PCOS is Common! One in Five Women Have It
February 24, 2020 | Bonné
Top Things to Know:
- PCOS is a common health condition in women, but often mis- or under-diagnosed.
- PCOS and PCOD are two different conditions.
- Enlarged ovaries, irregular periods, and difficulty in conceiving are common are a few signs and symptoms of PCOS and PCOD.
- PCOS does not only affect a woman’s reproductive system, it has an impact on her overall health.
- Untreated PCOS can lead to many health complications such as diabetes, hypertension, high cholesterol, and increased risk of cardiovascular diseases.
When we hear of irregular periods, one of the first things that pops in our minds is ‘PCOS’ (because PCOS is common!) though they are not necessarily related. While there is a lot of information about PCOS or Polycystic Ovarian Syndrome, not many women are aware of the actual facts about this condition. For example, do you know that PCOS is a very common reproductive problem in women? In India, 1 in every 5 women i.e. nearly 20% of women suffer from this condition. However, many remain unaware of their condition and some are reluctant to seek treatment due to cultural and social issues.
You are not alone!
Yes, if you suffer from PCOS, you are not alone.

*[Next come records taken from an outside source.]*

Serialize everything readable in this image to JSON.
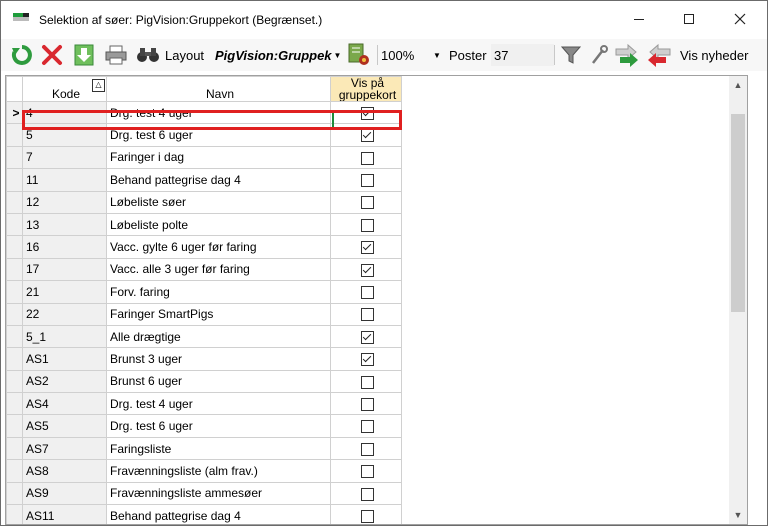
{
  "window": {
    "title": "Selektion af søer: PigVision:Gruppekort (Begrænset.)",
    "controls": [
      "minimize",
      "maximize",
      "close"
    ]
  },
  "toolbar": {
    "icons": [
      "refresh-icon",
      "delete-icon",
      "download-icon",
      "print-icon",
      "binoculars-icon",
      "layout-settings-icon",
      "filter-icon",
      "wrench-icon",
      "green-arrows-icon",
      "red-arrows-icon"
    ],
    "layout_label": "Layout",
    "layout_value": "PigVision:Gruppek",
    "zoom_value": "100%",
    "poster_label": "Poster",
    "poster_count": "37",
    "news_label": "Vis nyheder",
    "colors": {
      "refresh": "#2e9b3e",
      "delete": "#d9282f",
      "download": "#3ca03c",
      "layout_gear": "#5a8a2a"
    }
  },
  "grid": {
    "columns": {
      "kode": "Kode",
      "navn": "Navn",
      "vis_line1": "Vis på",
      "vis_line2": "gruppekort"
    },
    "sort_indicator": "△",
    "current_row_marker": ">",
    "selected_row_index": 0,
    "rows": [
      {
        "kode": "4",
        "navn": "Drg. test 4 uger",
        "vis": true
      },
      {
        "kode": "5",
        "navn": "Drg. test 6 uger",
        "vis": true
      },
      {
        "kode": "7",
        "navn": "Faringer i dag",
        "vis": false
      },
      {
        "kode": "11",
        "navn": "Behand pattegrise dag 4",
        "vis": false
      },
      {
        "kode": "12",
        "navn": "Løbeliste søer",
        "vis": false
      },
      {
        "kode": "13",
        "navn": "Løbeliste polte",
        "vis": false
      },
      {
        "kode": "16",
        "navn": "Vacc. gylte 6 uger før faring",
        "vis": true
      },
      {
        "kode": "17",
        "navn": "Vacc. alle 3 uger før faring",
        "vis": true
      },
      {
        "kode": "21",
        "navn": "Forv. faring",
        "vis": false
      },
      {
        "kode": "22",
        "navn": "Faringer SmartPigs",
        "vis": false
      },
      {
        "kode": "5_1",
        "navn": "Alle drægtige",
        "vis": true
      },
      {
        "kode": "AS1",
        "navn": "Brunst 3 uger",
        "vis": true
      },
      {
        "kode": "AS2",
        "navn": "Brunst 6 uger",
        "vis": false
      },
      {
        "kode": "AS4",
        "navn": "Drg. test 4 uger",
        "vis": false
      },
      {
        "kode": "AS5",
        "navn": "Drg. test 6 uger",
        "vis": false
      },
      {
        "kode": "AS7",
        "navn": "Faringsliste",
        "vis": false
      },
      {
        "kode": "AS8",
        "navn": "Fravænningsliste (alm frav.)",
        "vis": false
      },
      {
        "kode": "AS9",
        "navn": "Fravænningsliste ammesøer",
        "vis": false
      },
      {
        "kode": "AS11",
        "navn": "Behand pattegrise dag 4",
        "vis": false
      }
    ]
  }
}
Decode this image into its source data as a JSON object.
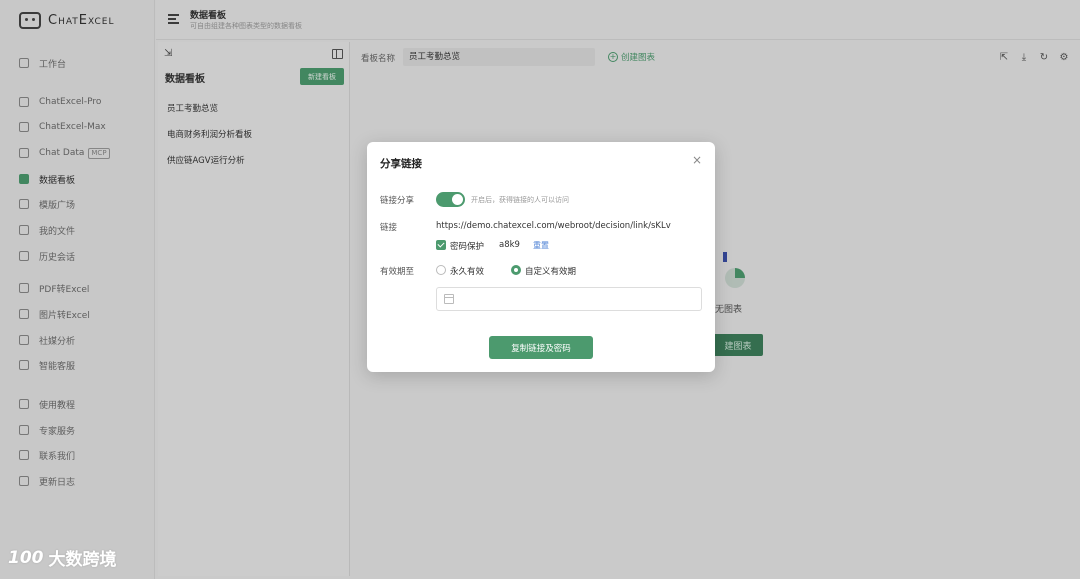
{
  "app": {
    "name": "ChatExcel"
  },
  "sidebar": {
    "items": [
      {
        "label": "工作台",
        "icon": "home-icon"
      },
      {
        "label": "ChatExcel-Pro",
        "icon": "pro-icon"
      },
      {
        "label": "ChatExcel-Max",
        "icon": "max-icon"
      },
      {
        "label": "Chat Data",
        "badge": "MCP",
        "icon": "chat-data-icon"
      },
      {
        "label": "数据看板",
        "icon": "dashboard-icon",
        "active": true
      },
      {
        "label": "模版广场",
        "icon": "template-icon"
      },
      {
        "label": "我的文件",
        "icon": "file-icon"
      },
      {
        "label": "历史会话",
        "icon": "history-icon"
      },
      {
        "label": "PDF转Excel",
        "icon": "pdf-icon"
      },
      {
        "label": "图片转Excel",
        "icon": "image-icon"
      },
      {
        "label": "社媒分析",
        "icon": "social-icon"
      },
      {
        "label": "智能客服",
        "icon": "support-icon"
      },
      {
        "label": "使用教程",
        "icon": "tutorial-icon"
      },
      {
        "label": "专家服务",
        "icon": "expert-icon"
      },
      {
        "label": "联系我们",
        "icon": "contact-icon"
      },
      {
        "label": "更新日志",
        "icon": "changelog-icon"
      }
    ]
  },
  "header": {
    "title": "数据看板",
    "subtitle": "可自由组建各种图表类型的数据看板"
  },
  "panel": {
    "title": "数据看板",
    "new_button": "新建看板",
    "boards": [
      "员工考勤总览",
      "电商财务利润分析看板",
      "供应链AGV运行分析"
    ]
  },
  "main": {
    "board_name_label": "看板名称",
    "board_name_value": "员工考勤总览",
    "create_chart": "创建图表",
    "empty_text": "无图表",
    "empty_button": "建图表"
  },
  "dialog": {
    "title": "分享链接",
    "share_label": "链接分享",
    "share_hint": "开启后，获得链接的人可以访问",
    "share_enabled": true,
    "link_label": "链接",
    "link_url": "https://demo.chatexcel.com/webroot/decision/link/sKLv",
    "password_label": "密码保护",
    "password_value": "a8k9",
    "password_checked": true,
    "reset_label": "重置",
    "expiry_label": "有效期至",
    "expiry_options": [
      "永久有效",
      "自定义有效期"
    ],
    "expiry_selected": "自定义有效期",
    "date_placeholder": "",
    "copy_button": "复制链接及密码",
    "close_symbol": "×"
  },
  "watermark": {
    "logo": "100",
    "text": "大数跨境"
  },
  "colors": {
    "accent": "#4c9a6e",
    "link": "#4a7fd4"
  }
}
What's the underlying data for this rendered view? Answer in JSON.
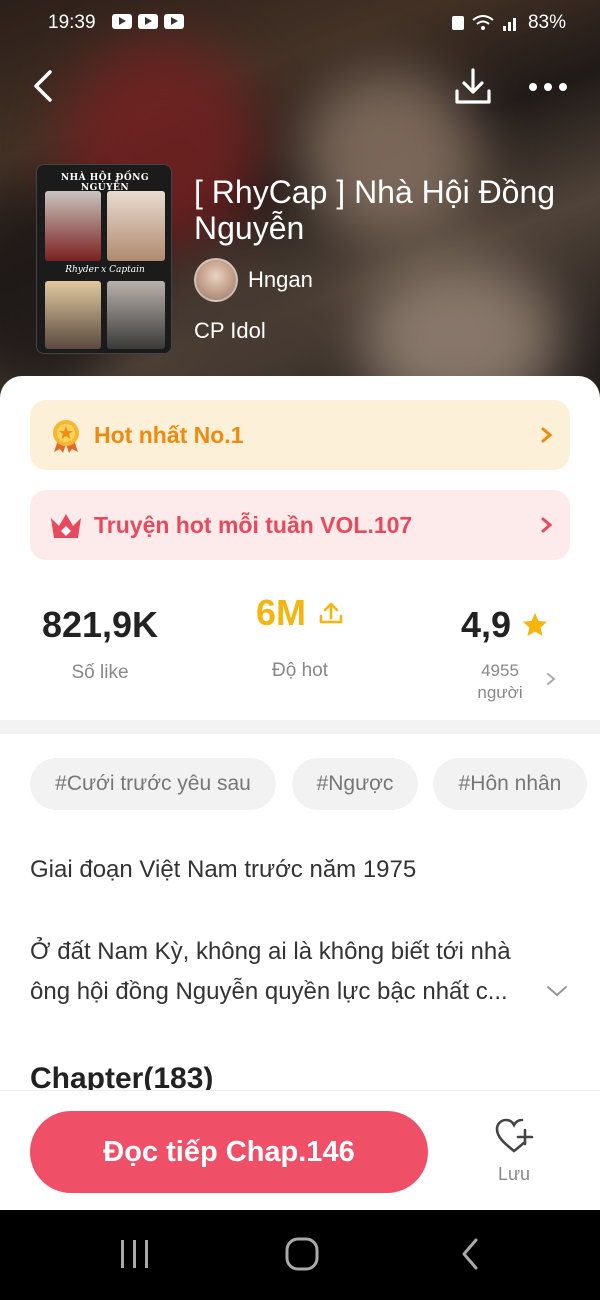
{
  "status_bar": {
    "time": "19:39",
    "battery": "83%"
  },
  "header": {
    "title": "[ RhyCap ] Nhà Hội Đồng Nguyễn",
    "author": "Hngan",
    "category": "CP Idol",
    "cover_title": "NHÀ HỘI ĐỒNG NGUYỄN",
    "cover_subtitle": "Rhyder x Captain"
  },
  "banners": [
    {
      "label": "Hot nhất No.1",
      "icon": "medal-icon",
      "color": "#ee8b0e"
    },
    {
      "label": "Truyện hot mỗi tuần VOL.107",
      "icon": "crown-icon",
      "color": "#e8495d"
    }
  ],
  "stats": {
    "likes": {
      "value": "821,9K",
      "label": "Số like"
    },
    "hot": {
      "value": "6M",
      "label": "Độ hot"
    },
    "rating": {
      "value": "4,9",
      "count": "4955",
      "unit": "người"
    }
  },
  "tags": [
    "#Cưới trước yêu sau",
    "#Ngược",
    "#Hôn nhân"
  ],
  "description": {
    "line1": "Giai đoạn Việt Nam trước năm 1975",
    "line2": "Ở đất Nam Kỳ, không ai là không biết tới nhà ông hội đồng Nguyễn quyền lực bậc nhất c..."
  },
  "chapters": {
    "title": "Chapter(183)"
  },
  "actions": {
    "read_label": "Đọc tiếp Chap.146",
    "save_label": "Lưu"
  },
  "colors": {
    "accent": "#f04f68",
    "hot": "#f6b40f",
    "star": "#f6b40f"
  }
}
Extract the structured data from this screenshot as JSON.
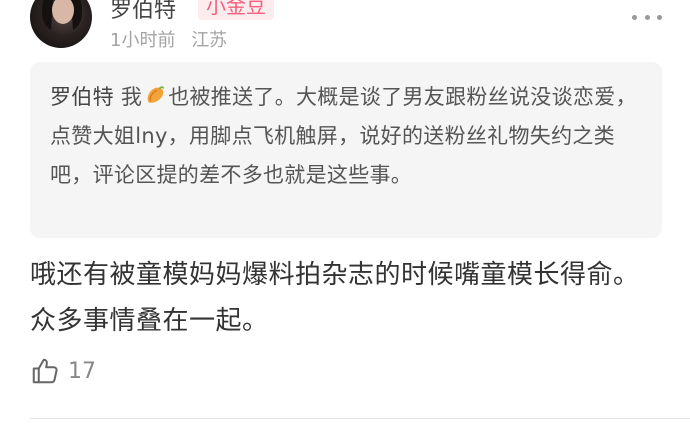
{
  "post": {
    "author": {
      "name": "罗伯特",
      "badge": "小金豆"
    },
    "meta": {
      "time": "1小时前",
      "location": "江苏"
    },
    "quote": {
      "mention": "罗伯特",
      "text_before_emoji": "我",
      "emoji": "sweet-potato-icon",
      "text_after_emoji": "也被推送了。大概是谈了男友跟粉丝说没谈恋爱，点赞大姐lny，用脚点飞机触屏，说好的送粉丝礼物失约之类吧，评论区提的差不多也就是这些事。"
    },
    "body": "哦还有被童模妈妈爆料拍杂志的时候嘴童模长得俞。众多事情叠在一起。",
    "likes": "17"
  },
  "icons": {
    "more": "more-dots-icon",
    "like": "thumbs-up-icon"
  },
  "colors": {
    "badge_text": "#f3617c",
    "badge_bg": "#fdecee",
    "quote_bg": "#f5f5f5"
  }
}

PCOS is very common among Indian women, probably higher than in other countries like the USA where only 1 in every 10 women suffers from the condition.
PCOS is common, but what actually is PCOS?
PCOS or Polycystic Ovarian Syndrome is a condition when some hormones, especially androgens (testosterone) and anti-müllerian hormone, are out of balance because of a metabolic disorder. Though PCOS may convey an idea of having cysts in the ovaries, a PCOS patient does not necessarily have cysts in her ovaries. Women are said to suffer from PCOS if they have at least two out of these three symptoms: irregular periods, high level of androgens, and cysts in the ovaries. You know these symptoms are very common!
What is PCOD, is it the same as PCOS?
The other condition PCOD or Polycystic Ovarian Disease that is often confused with PCOS. PCOD has similar symptoms to that of PCOS, but it is not as serious a condition. In PCOD, the ovaries contain immature and unreleased eggs that turn into cysts. Most common causes of PCOD include stress, being overweight or having obesity, hormonal disturbance, and a poor lifestyle. Simply put, PCOD, if left untreated, can turn into PCOS.
In both PCOS and PCOD, the ovaries enlarge and can impact women’s fertility.
PCOS implications for overall health and fertility
Does that mean that PCOS affects only women’s fertility? Therefore, only women who are planning to get pregnant must check for symptoms? Not at all! PCOS affects not just women’s fertility, but also their overall health. PCOS today is both under-diagnosed and under-treated  with many young women confessing how their condition wasn’t diagnosed in their first few appointments with their doctors.
If left untreated, PCOS can result in multiple systemic conditions such as:
- Pre-diabetes: A condition that resembles diabetes but is actually a stage before diabetes really sets in. It is characterized by an increase in blood sugar levels, so a failure to treat this condition can lead to diabetes.
- Hypertension/High blood pressure
- Increase in weight or risk of obesity: Over 65% of women with PCOS have abnormal BMIs and are mostly always overweight.
PCOS, therefore, isn’t just affecting one’s fertility or reproductive health but has a direct impact on one’s overall health and wellbeing. If you have even the slightest doubt about your symptoms being those of PCOS, visit your physician today and try Yesmom Fertility test to determine your hormonal levels. PCOS is more common than you think!
 Bhumika Pruthi, One in five Indian women suffers from PCOS, The Hindu Available at https://www.thehindu.com/sci-tech/health/one-in-five-indian-women-suffers-from-pcos/article29513588.ece; Last Updated: 26th September 2019
 Wendy M. Wolf, Rachel A. Wattick, […], and Melissa D. Olfert, Geographical Prevalence of Polycystic Ovary Syndrome as Determined by Region and Race/Ethnicity, Int J Environ Res Public Health. 2018;15(11):2589. Published 2018 Nov 20. DOI:10.3390/ijerph15112589, Available at https://www.ncbi.nlm.nih.gov/pmc/articles/PMC6266413/
 Jen Bell, What you may not know about PCOS: questions and misconceptions, Hello Clue, Available at https://helloclue.com/articles/cycle-a-z/what-you-may-not-know-about-pcos-questions-and-misconceptions, Published on 8th Nov 2018
 Sari Harrar, Polycystic Ovary Syndrome (PCOS): How Is It Diagnosed?, Endocrine Web, Available at https://www.endocrineweb.com/conditions/polycystic-ovary-syndrome-pcos/polycystic-ovary-syndrome-pcos-how-it-diagnosed, Updated on 20th March 2018